Representatives of the Scottish, Welsh and Northern Irish administrations made the joint demand during a meeting with UK government ministers at the Joint Ministerial Committee (JMC) in London yesterday.

First Minister Alex Salmond called on the UK government to hand £400 million to the SNP administration for projects to boost Scotland’s economy and jobs during the Downing Street meeting attended by the Prime Minister.

The First Minister also used the meeting, which was also attended by Deputy Prime Minister Nick Clegg, to demand better air links between Scotland and England as well as repeating the SNP’s call for air passenger duty to be devolved to Holyrood. He said: “We recognise that action around investment is required now – not in three years’ time.

“That is why I have again urged the Chancellor to perform another budget U-turn by announcing an extra £5 billion in capital investment, which would allow us to provide an additional stimulus of more than £400m to support employment in Scotland now.

“If these projects go ahead now, they would provide a vital support to employment with every additional £100m of capital spending estimated to support around 1,400 jobs across the Scottish economy.”

Mr Salmond criticised what he insisted was the UK government’s failure to release the £400m, as the Welsh and Northern Irish ministers made similar demands in the joint declaration from the devolved administrations.

He said: “The Prime Minister asked that we provide a list of projects which were shovel-ready back in March and, despite providing the list, and repeated requests, no funding has yet been provided for these.

“The lack of action is completely unacceptable. That is why the devolved administrations today tabled a joint declaration at the Joint Ministerial Committee calling on the UK government to act now to stimulate the economy.”

Mr Salmond went on to talk about what he claimed was a “crisis in connectivity” in Scotland’s air passenger situation with the rest of the UK.

He suggested that figures from Edinburgh Castle showed that there might have been a 20 per cent fall in tourism to Scotland during the Olympics because people from abroad were put off from going through Heathrow.

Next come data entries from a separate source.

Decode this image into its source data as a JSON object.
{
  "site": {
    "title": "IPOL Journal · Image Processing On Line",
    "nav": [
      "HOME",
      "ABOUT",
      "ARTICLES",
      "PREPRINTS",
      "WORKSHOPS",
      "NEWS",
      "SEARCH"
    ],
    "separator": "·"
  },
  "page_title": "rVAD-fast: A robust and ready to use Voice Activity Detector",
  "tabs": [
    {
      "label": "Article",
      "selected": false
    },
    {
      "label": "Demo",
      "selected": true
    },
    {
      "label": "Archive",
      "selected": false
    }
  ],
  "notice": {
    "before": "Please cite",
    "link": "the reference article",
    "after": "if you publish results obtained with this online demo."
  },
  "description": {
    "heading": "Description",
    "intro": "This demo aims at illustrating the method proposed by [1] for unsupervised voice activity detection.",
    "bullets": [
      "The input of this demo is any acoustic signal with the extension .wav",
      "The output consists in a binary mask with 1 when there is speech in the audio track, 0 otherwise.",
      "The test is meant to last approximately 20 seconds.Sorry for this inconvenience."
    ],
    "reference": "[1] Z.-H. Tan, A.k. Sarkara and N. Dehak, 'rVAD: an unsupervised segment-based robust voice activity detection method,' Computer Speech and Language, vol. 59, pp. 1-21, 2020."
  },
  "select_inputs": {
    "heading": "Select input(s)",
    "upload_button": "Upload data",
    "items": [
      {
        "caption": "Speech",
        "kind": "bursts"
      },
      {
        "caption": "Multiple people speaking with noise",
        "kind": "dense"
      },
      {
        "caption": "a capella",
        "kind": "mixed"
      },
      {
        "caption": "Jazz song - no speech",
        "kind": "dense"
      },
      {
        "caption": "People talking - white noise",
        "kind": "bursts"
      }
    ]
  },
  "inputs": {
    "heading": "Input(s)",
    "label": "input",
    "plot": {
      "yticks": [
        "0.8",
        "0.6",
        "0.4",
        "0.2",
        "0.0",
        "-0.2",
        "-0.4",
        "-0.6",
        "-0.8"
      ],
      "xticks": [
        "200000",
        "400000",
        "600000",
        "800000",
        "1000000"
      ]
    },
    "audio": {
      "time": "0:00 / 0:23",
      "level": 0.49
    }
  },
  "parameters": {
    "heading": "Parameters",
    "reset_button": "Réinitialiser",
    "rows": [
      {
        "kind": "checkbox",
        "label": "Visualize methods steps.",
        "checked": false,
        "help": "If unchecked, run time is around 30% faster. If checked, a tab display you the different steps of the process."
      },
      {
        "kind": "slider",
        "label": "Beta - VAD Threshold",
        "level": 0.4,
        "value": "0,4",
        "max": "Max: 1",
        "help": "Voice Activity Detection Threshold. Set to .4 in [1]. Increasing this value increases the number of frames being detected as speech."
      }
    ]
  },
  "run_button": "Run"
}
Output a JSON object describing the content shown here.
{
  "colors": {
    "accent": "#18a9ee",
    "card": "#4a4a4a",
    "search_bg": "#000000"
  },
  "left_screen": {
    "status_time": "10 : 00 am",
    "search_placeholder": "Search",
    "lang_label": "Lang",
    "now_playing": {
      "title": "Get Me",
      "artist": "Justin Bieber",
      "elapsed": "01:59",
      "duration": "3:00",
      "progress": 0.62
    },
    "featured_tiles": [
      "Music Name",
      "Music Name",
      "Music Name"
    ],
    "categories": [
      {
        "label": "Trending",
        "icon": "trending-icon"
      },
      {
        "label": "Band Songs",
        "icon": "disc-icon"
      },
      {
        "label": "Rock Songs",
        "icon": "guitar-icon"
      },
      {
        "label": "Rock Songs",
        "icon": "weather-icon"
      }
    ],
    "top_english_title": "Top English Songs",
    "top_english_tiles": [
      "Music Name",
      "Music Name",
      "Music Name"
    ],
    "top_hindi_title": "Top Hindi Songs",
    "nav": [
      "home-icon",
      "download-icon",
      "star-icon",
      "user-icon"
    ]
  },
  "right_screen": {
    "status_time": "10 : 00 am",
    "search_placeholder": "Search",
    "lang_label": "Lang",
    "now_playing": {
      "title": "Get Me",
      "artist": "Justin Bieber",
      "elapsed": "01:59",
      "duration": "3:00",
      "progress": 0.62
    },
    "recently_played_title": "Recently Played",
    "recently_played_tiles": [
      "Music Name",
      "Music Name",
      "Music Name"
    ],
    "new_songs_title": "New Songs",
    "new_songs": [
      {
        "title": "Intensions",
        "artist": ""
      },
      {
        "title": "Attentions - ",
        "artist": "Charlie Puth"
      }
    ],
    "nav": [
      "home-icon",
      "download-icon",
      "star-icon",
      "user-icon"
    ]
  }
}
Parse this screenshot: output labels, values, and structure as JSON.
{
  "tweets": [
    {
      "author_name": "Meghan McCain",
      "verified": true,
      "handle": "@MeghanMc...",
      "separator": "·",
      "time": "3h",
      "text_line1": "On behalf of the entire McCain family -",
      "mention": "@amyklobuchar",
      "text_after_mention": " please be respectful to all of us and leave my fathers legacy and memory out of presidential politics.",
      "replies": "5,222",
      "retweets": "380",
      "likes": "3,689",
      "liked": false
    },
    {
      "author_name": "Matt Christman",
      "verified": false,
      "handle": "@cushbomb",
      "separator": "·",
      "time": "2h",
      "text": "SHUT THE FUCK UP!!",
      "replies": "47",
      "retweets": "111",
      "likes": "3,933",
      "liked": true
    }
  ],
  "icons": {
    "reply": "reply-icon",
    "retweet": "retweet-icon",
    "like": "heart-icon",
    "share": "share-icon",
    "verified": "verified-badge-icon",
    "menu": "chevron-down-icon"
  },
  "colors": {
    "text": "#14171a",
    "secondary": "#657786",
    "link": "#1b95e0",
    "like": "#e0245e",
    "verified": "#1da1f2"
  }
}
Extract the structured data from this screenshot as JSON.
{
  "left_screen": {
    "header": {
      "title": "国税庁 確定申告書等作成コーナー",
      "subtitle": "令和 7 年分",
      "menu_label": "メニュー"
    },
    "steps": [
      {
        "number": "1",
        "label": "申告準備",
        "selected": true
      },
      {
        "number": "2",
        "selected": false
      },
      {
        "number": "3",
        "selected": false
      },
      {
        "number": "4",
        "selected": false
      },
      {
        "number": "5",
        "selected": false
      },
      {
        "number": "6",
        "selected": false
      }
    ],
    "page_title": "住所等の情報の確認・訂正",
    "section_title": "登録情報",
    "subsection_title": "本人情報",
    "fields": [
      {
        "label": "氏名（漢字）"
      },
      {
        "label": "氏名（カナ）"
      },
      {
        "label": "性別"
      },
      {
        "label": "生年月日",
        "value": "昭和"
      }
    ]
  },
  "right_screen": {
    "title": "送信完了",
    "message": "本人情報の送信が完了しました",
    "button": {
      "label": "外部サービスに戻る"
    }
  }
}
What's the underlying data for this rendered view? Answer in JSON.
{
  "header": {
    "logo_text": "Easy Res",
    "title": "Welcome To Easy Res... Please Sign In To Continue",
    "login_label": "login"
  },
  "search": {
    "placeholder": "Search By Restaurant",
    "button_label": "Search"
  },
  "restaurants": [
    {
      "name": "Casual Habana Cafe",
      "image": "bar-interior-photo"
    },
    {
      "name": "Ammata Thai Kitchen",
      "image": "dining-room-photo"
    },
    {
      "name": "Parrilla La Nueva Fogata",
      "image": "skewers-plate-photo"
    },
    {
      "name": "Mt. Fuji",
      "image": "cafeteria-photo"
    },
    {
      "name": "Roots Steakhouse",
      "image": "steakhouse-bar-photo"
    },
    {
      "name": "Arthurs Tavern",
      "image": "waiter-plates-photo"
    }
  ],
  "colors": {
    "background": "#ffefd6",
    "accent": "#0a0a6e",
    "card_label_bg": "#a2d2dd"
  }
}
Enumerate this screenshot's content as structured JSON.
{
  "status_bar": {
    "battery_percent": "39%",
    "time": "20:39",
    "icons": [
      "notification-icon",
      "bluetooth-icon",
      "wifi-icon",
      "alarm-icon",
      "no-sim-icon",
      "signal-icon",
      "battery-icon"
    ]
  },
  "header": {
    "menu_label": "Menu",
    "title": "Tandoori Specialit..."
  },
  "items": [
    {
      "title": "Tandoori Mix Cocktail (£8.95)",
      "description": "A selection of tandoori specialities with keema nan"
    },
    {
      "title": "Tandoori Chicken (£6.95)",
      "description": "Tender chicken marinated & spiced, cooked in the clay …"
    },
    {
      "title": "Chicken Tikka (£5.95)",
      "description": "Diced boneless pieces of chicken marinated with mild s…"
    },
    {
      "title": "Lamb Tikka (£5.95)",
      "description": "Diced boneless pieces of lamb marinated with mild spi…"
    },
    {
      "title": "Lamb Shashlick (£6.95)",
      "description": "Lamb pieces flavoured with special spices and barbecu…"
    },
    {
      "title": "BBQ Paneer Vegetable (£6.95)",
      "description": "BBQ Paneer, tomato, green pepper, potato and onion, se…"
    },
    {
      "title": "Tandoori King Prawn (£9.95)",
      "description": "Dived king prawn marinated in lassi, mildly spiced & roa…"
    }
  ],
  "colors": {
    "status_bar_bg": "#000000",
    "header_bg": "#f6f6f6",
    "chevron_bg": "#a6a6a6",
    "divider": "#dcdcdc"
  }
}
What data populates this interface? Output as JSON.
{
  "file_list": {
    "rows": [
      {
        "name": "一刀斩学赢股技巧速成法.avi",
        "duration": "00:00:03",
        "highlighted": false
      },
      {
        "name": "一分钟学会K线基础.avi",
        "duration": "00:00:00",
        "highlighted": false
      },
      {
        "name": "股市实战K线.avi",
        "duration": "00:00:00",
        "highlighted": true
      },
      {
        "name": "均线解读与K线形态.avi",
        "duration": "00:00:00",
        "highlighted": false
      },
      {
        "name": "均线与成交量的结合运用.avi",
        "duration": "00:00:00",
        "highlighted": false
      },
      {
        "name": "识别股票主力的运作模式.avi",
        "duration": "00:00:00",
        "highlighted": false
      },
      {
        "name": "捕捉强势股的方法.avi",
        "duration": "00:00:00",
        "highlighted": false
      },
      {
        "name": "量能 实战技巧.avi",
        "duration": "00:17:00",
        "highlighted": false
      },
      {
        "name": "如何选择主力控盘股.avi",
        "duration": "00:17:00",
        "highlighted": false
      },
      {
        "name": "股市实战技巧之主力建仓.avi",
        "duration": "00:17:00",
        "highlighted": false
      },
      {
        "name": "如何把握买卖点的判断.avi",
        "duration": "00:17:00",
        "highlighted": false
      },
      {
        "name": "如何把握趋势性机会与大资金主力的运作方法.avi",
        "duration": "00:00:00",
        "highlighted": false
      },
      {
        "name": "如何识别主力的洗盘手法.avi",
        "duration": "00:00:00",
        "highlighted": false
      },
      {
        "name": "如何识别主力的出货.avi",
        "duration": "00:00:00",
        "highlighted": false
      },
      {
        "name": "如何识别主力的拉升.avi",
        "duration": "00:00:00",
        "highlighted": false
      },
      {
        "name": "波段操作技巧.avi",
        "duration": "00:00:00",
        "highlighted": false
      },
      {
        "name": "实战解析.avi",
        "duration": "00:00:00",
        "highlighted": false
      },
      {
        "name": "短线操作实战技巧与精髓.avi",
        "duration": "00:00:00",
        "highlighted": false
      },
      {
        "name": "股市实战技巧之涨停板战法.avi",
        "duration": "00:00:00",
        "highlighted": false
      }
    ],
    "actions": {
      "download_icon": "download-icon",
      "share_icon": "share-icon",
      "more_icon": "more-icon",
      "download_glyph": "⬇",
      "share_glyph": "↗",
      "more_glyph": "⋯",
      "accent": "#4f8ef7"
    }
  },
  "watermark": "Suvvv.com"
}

A Downing Street statement said: “Ministers discussed the economic climate, including the global economic environment, and the public finances.”